▸ **Material for the task**:
-=-=-
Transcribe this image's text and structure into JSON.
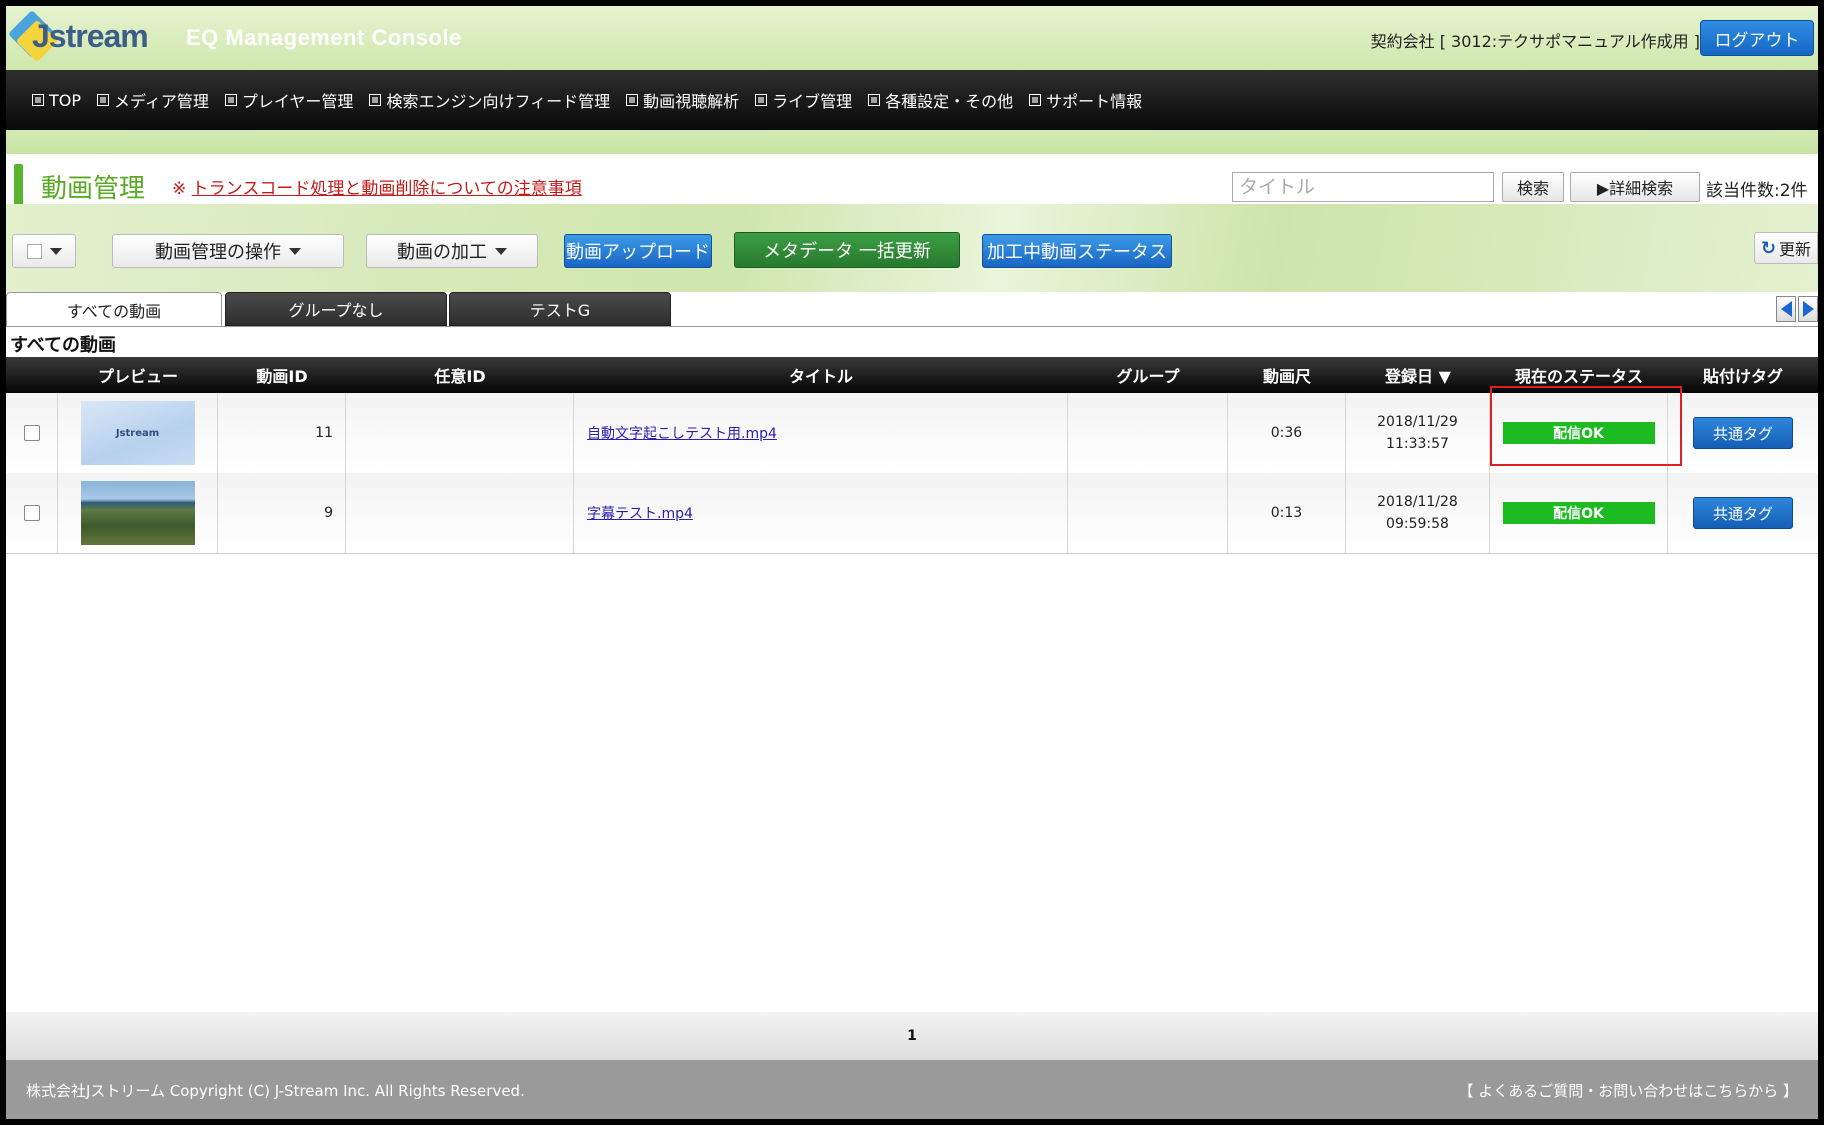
{
  "header": {
    "logo_text": "Jstream",
    "console_title": "EQ Management Console",
    "contract_text": "契約会社 [ 3012:テクサポマニュアル作成用 ]",
    "logout_label": "ログアウト"
  },
  "nav": {
    "items": [
      {
        "label": "TOP"
      },
      {
        "label": "メディア管理"
      },
      {
        "label": "プレイヤー管理"
      },
      {
        "label": "検索エンジン向けフィード管理"
      },
      {
        "label": "動画視聴解析"
      },
      {
        "label": "ライブ管理"
      },
      {
        "label": "各種設定・その他"
      },
      {
        "label": "サポート情報"
      }
    ]
  },
  "page": {
    "title": "動画管理",
    "notice_prefix": "※",
    "notice_link": "トランスコード処理と動画削除についての注意事項",
    "search_placeholder": "タイトル",
    "search_label": "検索",
    "advanced_search_label": "▶詳細検索",
    "count_text": "該当件数:2件"
  },
  "toolbar": {
    "ops_label": "動画管理の操作",
    "processing_label": "動画の加工",
    "upload_label": "動画アップロード",
    "metadata_label": "メタデータ 一括更新",
    "status_label": "加工中動画ステータス",
    "refresh_label": "更新"
  },
  "tabs": [
    {
      "label": "すべての動画"
    },
    {
      "label": "グループなし"
    },
    {
      "label": "テストG"
    }
  ],
  "section_title": "すべての動画",
  "table": {
    "columns": [
      "プレビュー",
      "動画ID",
      "任意ID",
      "タイトル",
      "グループ",
      "動画尺",
      "登録日 ▼",
      "現在のステータス",
      "貼付けタグ"
    ],
    "rows": [
      {
        "id": "11",
        "any_id": "",
        "title": "自動文字起こしテスト用.mp4",
        "group": "",
        "duration": "0:36",
        "date": "2018/11/29",
        "time": "11:33:57",
        "status": "配信OK",
        "tag": "共通タグ",
        "thumb_text": "Jstream"
      },
      {
        "id": "9",
        "any_id": "",
        "title": "字幕テスト.mp4",
        "group": "",
        "duration": "0:13",
        "date": "2018/11/28",
        "time": "09:59:58",
        "status": "配信OK",
        "tag": "共通タグ"
      }
    ]
  },
  "pager": {
    "current": "1"
  },
  "footer": {
    "copyright": "株式会社Jストリーム Copyright (C) J-Stream Inc. All Rights Reserved.",
    "faq": "【 よくあるご質問・お問い合わせはこちらから 】"
  },
  "colors": {
    "header_green": "#cfe7ae",
    "title_green": "#5aaa24",
    "status_ok": "#1dbb22",
    "button_blue": "#1866c4",
    "button_green": "#267a2d",
    "notice_red": "#c41a1a",
    "highlight_red": "#e02020"
  },
  "icons": [
    "logo-icon",
    "nav-check-icon",
    "caret-down-icon",
    "refresh-icon",
    "arrow-left-icon",
    "arrow-right-icon",
    "checkbox-icon"
  ]
}
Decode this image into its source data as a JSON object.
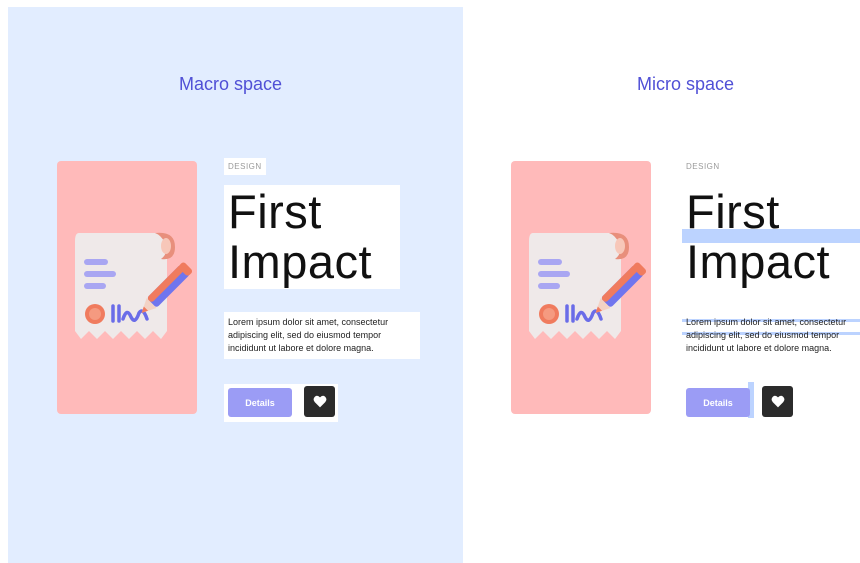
{
  "colors": {
    "macro_background": "#e2edff",
    "heading_accent": "#5050d6",
    "image_card": "#ffbaba",
    "button_primary": "#9b9cf5",
    "icon_button": "#2b2b2b",
    "spacing_guide": "#bcd3ff"
  },
  "macro": {
    "heading": "Macro space",
    "card": {
      "eyebrow": "DESIGN",
      "title_line1": "First",
      "title_line2": "Impact",
      "body": "Lorem ipsum dolor sit amet, consectetur adipiscing elit, sed do eiusmod tempor incididunt ut labore et dolore magna.",
      "details_label": "Details",
      "image_icon": "receipt-pencil-illustration",
      "favorite_icon": "heart-icon"
    }
  },
  "micro": {
    "heading": "Micro space",
    "card": {
      "eyebrow": "DESIGN",
      "title_line1": "First",
      "title_line2": "Impact",
      "body_line1": "Lorem ipsum dolor sit amet, consectetur",
      "body_line2": "adipiscing elit, sed do eiusmod tempor",
      "body_line3": "incididunt ut labore et dolore magna.",
      "details_label": "Details",
      "image_icon": "receipt-pencil-illustration",
      "favorite_icon": "heart-icon"
    }
  }
}
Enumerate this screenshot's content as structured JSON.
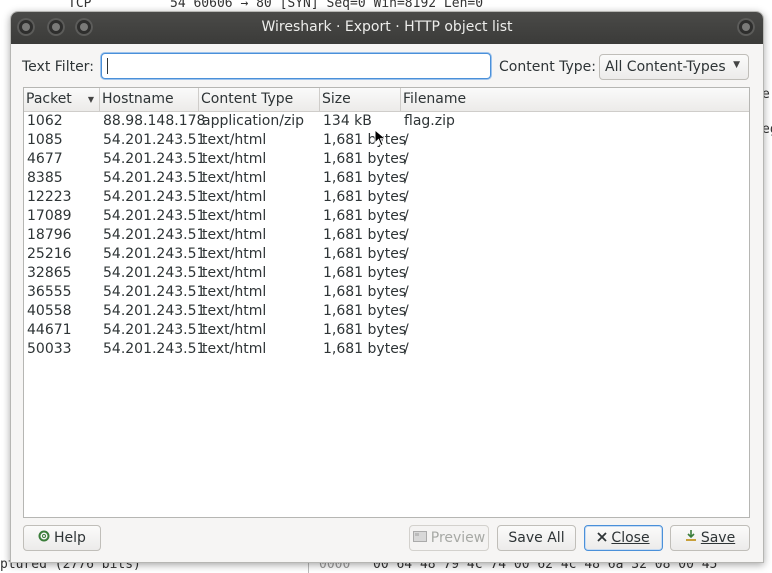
{
  "background": {
    "top_text": {
      "protocol": "TCP",
      "info": "54 60606 → 80 [SYN] Seq=0 Win=8192 Len=0"
    },
    "right_fragments": [
      "er",
      "eg"
    ],
    "status_text": "ptured (2776 bits)",
    "hex_offset": "0000",
    "hex_bytes": "00 64 48 79 4c 74 00 62  4c 48 6a 32 08 00 45"
  },
  "window": {
    "title": "Wireshark · Export · HTTP object list"
  },
  "filter": {
    "label": "Text Filter:",
    "value": "",
    "content_type_label": "Content Type:",
    "content_type_value": "All Content-Types"
  },
  "table": {
    "columns": [
      "Packet",
      "Hostname",
      "Content Type",
      "Size",
      "Filename"
    ],
    "rows": [
      {
        "packet": "1062",
        "host": "88.98.148.178",
        "type": "application/zip",
        "size": "134 kB",
        "file": "flag.zip"
      },
      {
        "packet": "1085",
        "host": "54.201.243.51",
        "type": "text/html",
        "size": "1,681 bytes",
        "file": "/"
      },
      {
        "packet": "4677",
        "host": "54.201.243.51",
        "type": "text/html",
        "size": "1,681 bytes",
        "file": "/"
      },
      {
        "packet": "8385",
        "host": "54.201.243.51",
        "type": "text/html",
        "size": "1,681 bytes",
        "file": "/"
      },
      {
        "packet": "12223",
        "host": "54.201.243.51",
        "type": "text/html",
        "size": "1,681 bytes",
        "file": "/"
      },
      {
        "packet": "17089",
        "host": "54.201.243.51",
        "type": "text/html",
        "size": "1,681 bytes",
        "file": "/"
      },
      {
        "packet": "18796",
        "host": "54.201.243.51",
        "type": "text/html",
        "size": "1,681 bytes",
        "file": "/"
      },
      {
        "packet": "25216",
        "host": "54.201.243.51",
        "type": "text/html",
        "size": "1,681 bytes",
        "file": "/"
      },
      {
        "packet": "32865",
        "host": "54.201.243.51",
        "type": "text/html",
        "size": "1,681 bytes",
        "file": "/"
      },
      {
        "packet": "36555",
        "host": "54.201.243.51",
        "type": "text/html",
        "size": "1,681 bytes",
        "file": "/"
      },
      {
        "packet": "40558",
        "host": "54.201.243.51",
        "type": "text/html",
        "size": "1,681 bytes",
        "file": "/"
      },
      {
        "packet": "44671",
        "host": "54.201.243.51",
        "type": "text/html",
        "size": "1,681 bytes",
        "file": "/"
      },
      {
        "packet": "50033",
        "host": "54.201.243.51",
        "type": "text/html",
        "size": "1,681 bytes",
        "file": "/"
      }
    ]
  },
  "buttons": {
    "help": "Help",
    "preview": "Preview",
    "save_all": "Save All",
    "close": "Close",
    "save": "Save"
  },
  "icons": {
    "help": "help-icon",
    "preview": "preview-icon",
    "close": "close-icon",
    "save": "save-icon"
  },
  "colors": {
    "titlebar": "#3b3b39",
    "focus": "#4a90d9"
  }
}
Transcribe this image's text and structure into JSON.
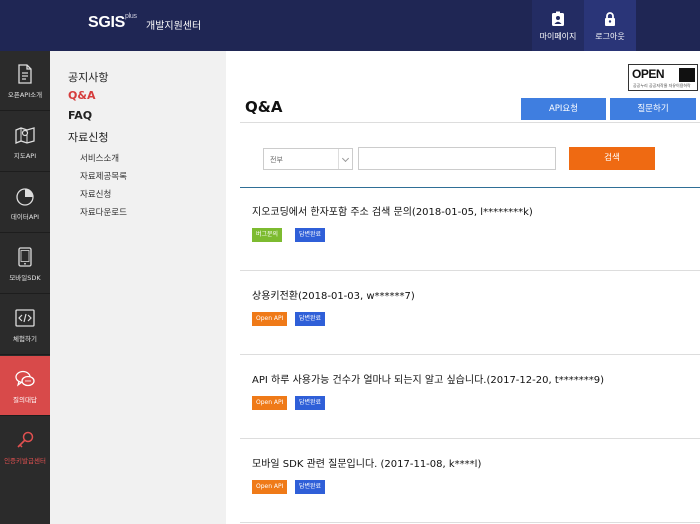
{
  "header": {
    "logo": "SGIS",
    "logo_sup": "plus",
    "subtitle": "개발지원센터",
    "mypage_label": "마이페이지",
    "logout_label": "로그아웃"
  },
  "leftbar": {
    "items": [
      {
        "label": "오픈API소개",
        "icon": "document-icon"
      },
      {
        "label": "지도API",
        "icon": "map-icon"
      },
      {
        "label": "데이터API",
        "icon": "pie-chart-icon"
      },
      {
        "label": "모바일SDK",
        "icon": "tablet-icon"
      },
      {
        "label": "체험하기",
        "icon": "code-icon"
      },
      {
        "label": "질의대답",
        "icon": "chat-bubbles-icon"
      },
      {
        "label": "인증키발급센터",
        "icon": "key-icon"
      }
    ]
  },
  "subnav": {
    "notice": "공지사항",
    "qa": "Q&A",
    "faq": "FAQ",
    "data_request": "자료신청",
    "sub_items": [
      "서비스소개",
      "자료제공목록",
      "자료신청",
      "자료다운로드"
    ]
  },
  "content": {
    "badge_text": "OPEN",
    "badge_sub": "공공누리 공공저작물 자유이용허락",
    "title": "Q&A",
    "api_request_label": "API요청",
    "ask_label": "질문하기",
    "filter_selected": "전부",
    "search_value": "",
    "search_button": "검색",
    "items": [
      {
        "question": "지오코딩에서 한자포함 주소 검색 문의(2018-01-05, l********k)",
        "tag1": "버그문의",
        "tag2": "답변완료"
      },
      {
        "question": "상용키전환(2018-01-03, w******7)",
        "tag1": "Open API",
        "tag2": "답변완료"
      },
      {
        "question": "API 하루 사용가능 건수가 얼마나 되는지 알고 싶습니다.(2017-12-20, t*******9)",
        "tag1": "Open API",
        "tag2": "답변완료"
      },
      {
        "question": "모바일 SDK 관련 질문입니다. (2017-11-08, k****l)",
        "tag1": "Open API",
        "tag2": "답변완료"
      }
    ]
  },
  "colors": {
    "header_bg": "#1f2654",
    "active_red": "#d84a4a",
    "blue_button": "#3f7ee0",
    "orange_button": "#ef6a12",
    "tag_green": "#7dbb30",
    "tag_orange": "#ef7a18",
    "tag_blue": "#2f5fd8"
  }
}
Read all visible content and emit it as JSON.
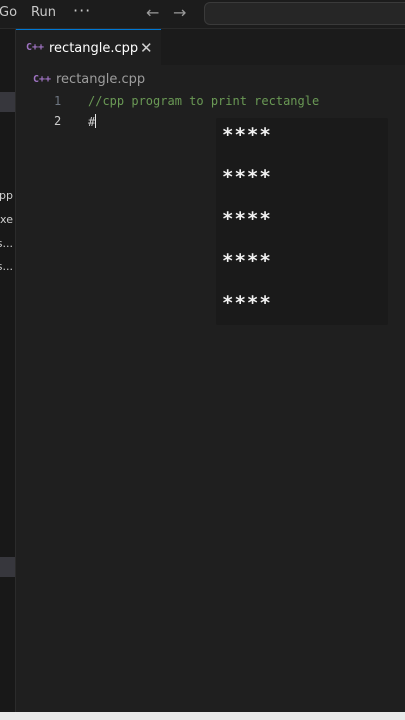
{
  "menu": {
    "go": "Go",
    "run": "Run",
    "more": "···"
  },
  "nav": {
    "back": "←",
    "forward": "→"
  },
  "sidebar": {
    "items": [
      "pp",
      "xe",
      "s...",
      "s..."
    ]
  },
  "tab": {
    "icon": "C++",
    "label": "rectangle.cpp",
    "close": "✕"
  },
  "breadcrumb": {
    "icon": "C++",
    "label": "rectangle.cpp"
  },
  "editor": {
    "lines": [
      {
        "number": "1",
        "text": "//cpp program to print rectangle"
      },
      {
        "number": "2",
        "text": "#"
      }
    ]
  },
  "output": {
    "rows": [
      "****",
      "****",
      "****",
      "****",
      "****"
    ]
  },
  "colors": {
    "accent": "#0078d4",
    "comment": "#6a9955",
    "cpp_icon": "#a074c4",
    "background": "#1f1f1f"
  }
}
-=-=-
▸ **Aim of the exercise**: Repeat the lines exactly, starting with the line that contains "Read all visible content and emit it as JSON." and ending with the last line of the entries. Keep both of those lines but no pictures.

▸ **Answer space**:
Read all visible content and emit it as JSON.
{
  "menu": {
    "go": "Go",
    "run": "Run",
    "more": "···"
  },
  "nav": {
    "back": "←",
    "forward": "→"
  },
  "sidebar": {
    "items": [
      "pp",
      "xe",
      "s...",
      "s..."
    ]
  },
  "tab": {
    "icon": "C++",
    "label": "rectangle.cpp",
    "close": "✕"
  },
  "breadcrumb": {
    "icon": "C++",
    "label": "rectangle.cpp"
  },
  "editor": {
    "lines": [
      {
        "number": "1",
        "text": "//cpp program to print rectangle"
      },
      {
        "number": "2",
        "text": "#"
      }
    ]
  },
  "output": {
    "rows": [
      "****",
      "****",
      "****",
      "****",
      "****"
    ]
  },
  "colors": {
    "accent": "#0078d4",
    "comment": "#6a9955",
    "cpp_icon": "#a074c4",
    "background": "#1f1f1f"
  }
}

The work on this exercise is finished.